» **DATA SECTION**
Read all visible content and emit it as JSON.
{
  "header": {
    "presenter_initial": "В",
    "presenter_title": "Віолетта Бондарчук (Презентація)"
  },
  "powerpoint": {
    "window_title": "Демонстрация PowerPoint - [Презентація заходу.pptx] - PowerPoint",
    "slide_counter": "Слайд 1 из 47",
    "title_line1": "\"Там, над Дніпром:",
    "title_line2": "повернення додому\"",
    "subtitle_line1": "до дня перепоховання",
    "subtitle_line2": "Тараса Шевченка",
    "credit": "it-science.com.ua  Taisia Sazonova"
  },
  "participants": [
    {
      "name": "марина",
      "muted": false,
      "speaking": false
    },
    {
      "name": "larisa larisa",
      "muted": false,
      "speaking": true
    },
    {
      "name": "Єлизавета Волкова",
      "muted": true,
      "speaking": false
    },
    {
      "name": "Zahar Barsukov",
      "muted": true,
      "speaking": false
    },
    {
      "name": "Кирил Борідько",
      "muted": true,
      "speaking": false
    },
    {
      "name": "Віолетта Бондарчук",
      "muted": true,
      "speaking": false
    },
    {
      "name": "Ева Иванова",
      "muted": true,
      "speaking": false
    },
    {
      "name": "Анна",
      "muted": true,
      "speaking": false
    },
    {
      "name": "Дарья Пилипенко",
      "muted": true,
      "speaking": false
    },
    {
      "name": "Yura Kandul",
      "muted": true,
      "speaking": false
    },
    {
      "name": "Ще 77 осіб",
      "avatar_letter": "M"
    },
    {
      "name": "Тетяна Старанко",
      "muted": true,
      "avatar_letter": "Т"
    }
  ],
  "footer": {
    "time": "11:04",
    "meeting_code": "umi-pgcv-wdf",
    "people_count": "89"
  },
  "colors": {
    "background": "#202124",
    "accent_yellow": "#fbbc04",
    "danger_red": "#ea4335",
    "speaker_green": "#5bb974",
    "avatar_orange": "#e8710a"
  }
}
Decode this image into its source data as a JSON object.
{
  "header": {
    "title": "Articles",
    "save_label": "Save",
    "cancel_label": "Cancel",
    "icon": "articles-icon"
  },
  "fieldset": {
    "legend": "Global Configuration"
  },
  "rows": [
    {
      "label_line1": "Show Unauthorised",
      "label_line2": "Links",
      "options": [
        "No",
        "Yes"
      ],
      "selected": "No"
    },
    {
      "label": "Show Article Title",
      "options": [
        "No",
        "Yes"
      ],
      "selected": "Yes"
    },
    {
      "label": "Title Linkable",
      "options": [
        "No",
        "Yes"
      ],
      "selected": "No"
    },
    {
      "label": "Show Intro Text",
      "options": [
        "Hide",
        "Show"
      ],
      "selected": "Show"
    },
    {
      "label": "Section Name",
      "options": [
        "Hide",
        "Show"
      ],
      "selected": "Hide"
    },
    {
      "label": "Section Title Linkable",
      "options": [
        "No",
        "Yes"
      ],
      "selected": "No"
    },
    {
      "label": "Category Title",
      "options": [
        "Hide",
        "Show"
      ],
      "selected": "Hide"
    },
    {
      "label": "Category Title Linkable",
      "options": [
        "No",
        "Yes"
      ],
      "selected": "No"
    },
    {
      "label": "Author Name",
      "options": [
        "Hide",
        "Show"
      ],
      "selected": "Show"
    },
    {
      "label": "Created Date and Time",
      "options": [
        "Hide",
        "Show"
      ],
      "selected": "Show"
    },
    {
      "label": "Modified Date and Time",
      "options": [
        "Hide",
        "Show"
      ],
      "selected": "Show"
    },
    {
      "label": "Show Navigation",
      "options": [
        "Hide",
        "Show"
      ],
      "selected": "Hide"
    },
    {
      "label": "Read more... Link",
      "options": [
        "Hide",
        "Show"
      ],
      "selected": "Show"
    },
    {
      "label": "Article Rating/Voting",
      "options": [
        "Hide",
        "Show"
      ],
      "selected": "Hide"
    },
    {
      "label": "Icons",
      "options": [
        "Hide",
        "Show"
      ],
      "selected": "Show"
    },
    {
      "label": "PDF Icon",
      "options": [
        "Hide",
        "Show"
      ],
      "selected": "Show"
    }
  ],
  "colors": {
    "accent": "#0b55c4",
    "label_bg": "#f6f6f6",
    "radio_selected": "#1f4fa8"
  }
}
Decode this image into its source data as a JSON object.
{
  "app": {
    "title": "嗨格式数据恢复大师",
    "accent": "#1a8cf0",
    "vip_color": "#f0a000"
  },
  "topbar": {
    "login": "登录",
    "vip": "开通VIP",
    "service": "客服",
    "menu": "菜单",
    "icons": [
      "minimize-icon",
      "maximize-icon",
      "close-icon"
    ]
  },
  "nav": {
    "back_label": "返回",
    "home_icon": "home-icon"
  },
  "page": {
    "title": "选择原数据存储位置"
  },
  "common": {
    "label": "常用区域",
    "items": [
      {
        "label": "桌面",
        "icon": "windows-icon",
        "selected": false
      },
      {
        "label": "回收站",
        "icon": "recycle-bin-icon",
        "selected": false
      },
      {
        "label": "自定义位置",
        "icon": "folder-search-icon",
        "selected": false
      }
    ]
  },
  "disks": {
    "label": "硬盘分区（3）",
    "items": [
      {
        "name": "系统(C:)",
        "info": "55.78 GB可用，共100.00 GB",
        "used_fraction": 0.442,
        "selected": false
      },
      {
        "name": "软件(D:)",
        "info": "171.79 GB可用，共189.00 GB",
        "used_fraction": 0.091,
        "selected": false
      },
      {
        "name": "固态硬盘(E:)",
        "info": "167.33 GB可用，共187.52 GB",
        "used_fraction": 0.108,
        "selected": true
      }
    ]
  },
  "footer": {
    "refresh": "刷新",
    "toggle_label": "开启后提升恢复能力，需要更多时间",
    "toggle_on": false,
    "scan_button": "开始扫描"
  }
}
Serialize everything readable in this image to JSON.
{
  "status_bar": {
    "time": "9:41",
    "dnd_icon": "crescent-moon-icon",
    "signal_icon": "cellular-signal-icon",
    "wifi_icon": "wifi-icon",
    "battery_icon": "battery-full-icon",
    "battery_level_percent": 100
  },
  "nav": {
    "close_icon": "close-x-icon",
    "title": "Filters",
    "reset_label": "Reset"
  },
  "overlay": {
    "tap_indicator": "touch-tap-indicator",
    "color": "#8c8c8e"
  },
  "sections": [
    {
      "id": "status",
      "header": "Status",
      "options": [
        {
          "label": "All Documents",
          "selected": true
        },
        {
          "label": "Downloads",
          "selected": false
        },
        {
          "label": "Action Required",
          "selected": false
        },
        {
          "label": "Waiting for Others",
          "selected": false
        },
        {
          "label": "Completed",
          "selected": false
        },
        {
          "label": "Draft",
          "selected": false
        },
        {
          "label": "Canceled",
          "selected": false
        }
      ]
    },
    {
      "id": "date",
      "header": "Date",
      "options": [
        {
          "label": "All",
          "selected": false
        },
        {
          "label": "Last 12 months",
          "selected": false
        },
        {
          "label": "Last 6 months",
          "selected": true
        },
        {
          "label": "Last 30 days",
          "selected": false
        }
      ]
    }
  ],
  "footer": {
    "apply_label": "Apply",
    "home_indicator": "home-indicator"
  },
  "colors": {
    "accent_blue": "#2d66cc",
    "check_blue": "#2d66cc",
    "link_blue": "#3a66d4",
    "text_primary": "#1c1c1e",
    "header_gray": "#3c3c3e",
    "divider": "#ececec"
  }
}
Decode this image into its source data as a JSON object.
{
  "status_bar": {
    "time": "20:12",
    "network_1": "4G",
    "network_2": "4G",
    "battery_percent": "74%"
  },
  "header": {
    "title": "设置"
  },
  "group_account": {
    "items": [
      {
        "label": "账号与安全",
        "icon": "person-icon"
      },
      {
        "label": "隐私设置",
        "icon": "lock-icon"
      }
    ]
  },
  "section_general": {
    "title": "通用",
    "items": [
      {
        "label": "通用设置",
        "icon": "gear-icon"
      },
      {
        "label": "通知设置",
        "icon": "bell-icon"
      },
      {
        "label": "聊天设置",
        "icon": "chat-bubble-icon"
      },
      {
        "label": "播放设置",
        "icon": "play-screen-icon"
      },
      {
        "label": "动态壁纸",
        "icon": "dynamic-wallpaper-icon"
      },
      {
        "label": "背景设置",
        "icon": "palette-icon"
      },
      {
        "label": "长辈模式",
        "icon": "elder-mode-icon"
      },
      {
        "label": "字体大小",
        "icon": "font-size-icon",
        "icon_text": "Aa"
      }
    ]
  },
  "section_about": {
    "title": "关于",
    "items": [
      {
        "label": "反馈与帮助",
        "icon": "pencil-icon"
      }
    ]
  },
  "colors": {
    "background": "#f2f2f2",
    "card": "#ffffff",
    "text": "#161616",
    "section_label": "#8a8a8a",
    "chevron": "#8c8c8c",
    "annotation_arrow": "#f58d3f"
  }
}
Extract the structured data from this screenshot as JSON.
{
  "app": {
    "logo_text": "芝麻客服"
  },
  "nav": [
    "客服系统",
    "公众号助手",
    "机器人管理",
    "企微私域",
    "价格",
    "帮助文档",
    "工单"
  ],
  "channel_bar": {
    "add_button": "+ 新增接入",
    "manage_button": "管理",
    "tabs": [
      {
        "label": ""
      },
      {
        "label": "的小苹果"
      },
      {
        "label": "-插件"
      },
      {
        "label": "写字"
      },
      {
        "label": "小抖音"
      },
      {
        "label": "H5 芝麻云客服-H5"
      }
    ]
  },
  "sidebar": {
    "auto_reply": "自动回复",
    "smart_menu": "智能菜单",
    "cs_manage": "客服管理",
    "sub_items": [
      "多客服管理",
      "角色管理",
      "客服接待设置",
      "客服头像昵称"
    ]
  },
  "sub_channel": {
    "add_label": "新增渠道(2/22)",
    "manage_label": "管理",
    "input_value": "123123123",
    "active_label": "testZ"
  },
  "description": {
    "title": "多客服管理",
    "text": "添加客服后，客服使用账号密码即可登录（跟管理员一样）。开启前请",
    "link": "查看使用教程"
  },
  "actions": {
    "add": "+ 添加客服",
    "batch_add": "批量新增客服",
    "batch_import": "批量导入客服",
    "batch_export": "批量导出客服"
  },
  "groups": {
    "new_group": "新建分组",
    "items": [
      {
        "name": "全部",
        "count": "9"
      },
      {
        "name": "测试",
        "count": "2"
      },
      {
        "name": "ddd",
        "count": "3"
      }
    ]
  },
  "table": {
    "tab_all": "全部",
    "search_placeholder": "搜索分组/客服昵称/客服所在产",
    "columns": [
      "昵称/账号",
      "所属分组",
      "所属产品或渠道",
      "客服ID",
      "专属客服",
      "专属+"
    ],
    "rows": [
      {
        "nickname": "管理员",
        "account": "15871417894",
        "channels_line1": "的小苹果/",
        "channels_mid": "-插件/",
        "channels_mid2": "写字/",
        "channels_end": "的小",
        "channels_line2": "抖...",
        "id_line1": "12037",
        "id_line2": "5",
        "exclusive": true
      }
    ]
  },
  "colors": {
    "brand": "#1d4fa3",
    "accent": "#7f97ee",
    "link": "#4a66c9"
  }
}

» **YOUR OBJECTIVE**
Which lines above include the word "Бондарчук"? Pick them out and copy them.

» **FINISHED EXERCISE**
    "presenter_title": "Віолетта Бондарчук (Презентація)"
      "name": "Віолетта Бондарчук",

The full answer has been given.